Flyers and websites are pretty good and it doesnt hurt to use them but the best way is definitely word of mouth. I let all my students know that most of my business comes from referrals and usually they love the chance to help out by telling their friends or family.
What’s been your most effective way of keeping your existing students from quitting?
Patience. Being able to read different people and adapt to what teaching style suits them best. Keeping a good attitude and just being passionate about playing and teaching music. The more passionate the teacher is, the more the student wants to stick around and keep playing.

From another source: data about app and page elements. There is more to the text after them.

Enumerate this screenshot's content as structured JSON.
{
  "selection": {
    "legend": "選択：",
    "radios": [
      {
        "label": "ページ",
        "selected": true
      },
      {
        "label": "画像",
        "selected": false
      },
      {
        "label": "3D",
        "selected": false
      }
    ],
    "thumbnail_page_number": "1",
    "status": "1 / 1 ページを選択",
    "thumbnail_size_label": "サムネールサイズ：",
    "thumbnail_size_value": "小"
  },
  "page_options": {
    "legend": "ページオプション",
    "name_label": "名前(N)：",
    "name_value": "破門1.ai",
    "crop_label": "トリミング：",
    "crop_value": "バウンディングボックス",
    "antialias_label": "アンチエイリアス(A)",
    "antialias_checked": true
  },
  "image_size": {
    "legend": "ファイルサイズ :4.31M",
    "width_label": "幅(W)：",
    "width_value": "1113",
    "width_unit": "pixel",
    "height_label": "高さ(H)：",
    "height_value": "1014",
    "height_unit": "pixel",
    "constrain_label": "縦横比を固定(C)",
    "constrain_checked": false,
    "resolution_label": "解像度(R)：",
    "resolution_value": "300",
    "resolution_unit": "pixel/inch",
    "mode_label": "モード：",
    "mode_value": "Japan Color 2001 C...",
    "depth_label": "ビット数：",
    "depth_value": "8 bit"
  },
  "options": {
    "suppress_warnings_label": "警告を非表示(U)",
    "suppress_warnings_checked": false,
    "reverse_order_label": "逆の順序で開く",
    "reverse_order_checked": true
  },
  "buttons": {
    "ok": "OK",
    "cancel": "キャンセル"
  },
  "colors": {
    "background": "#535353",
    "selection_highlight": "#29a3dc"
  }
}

What helps to keep you motivated to continue when things don’t seem to be going as well as you would like?
Just the fact that my students still love playing the guitar and watching them get excited when they get something thats been pretty tough. Plus, the best thing about teaching is learning. Im thrilled when students bring something in that will challenge me. The guitar is an ongoing process. You never stop learning about it and thats the best part. Finally, the fact that I get to play guitar for a living. Working on my passion and being able to help others achieve their goals as musicians is a big motivator.
What advice would you have for someone who would like to get started teaching guitar lessons for the first time?
Start out small. Realize that like any other starting business, you need to spend money to make money. Learn as much marketing as you can. Start teaching friends and friends of friends to see how that works first. Know what you can and can’t do. Get to know as many styles of music as you can, but never pretend to be a master of all styles. Every good teacher, while being able to teach many styles, has their own specialty. Finally, you must have a huge passion for not only music and guitar, but for teaching as well.
Can you share one tip that has worked for you to help your students get better results on the guitar?
Just putting myself in their shoes to see where they are coming from and find out where the best trouble spots are, and having them apply what we are working on rather than just playing it for them.
Well, that’s it for today’s Guitar Teacher Interview. If you’d like to be considered for a future interview, enter your name and email address below to join the Start Teaching Guitar community. I send out occasional interview requests to this mailing list.
If you have any questions, comments or feedback please leave a reply below!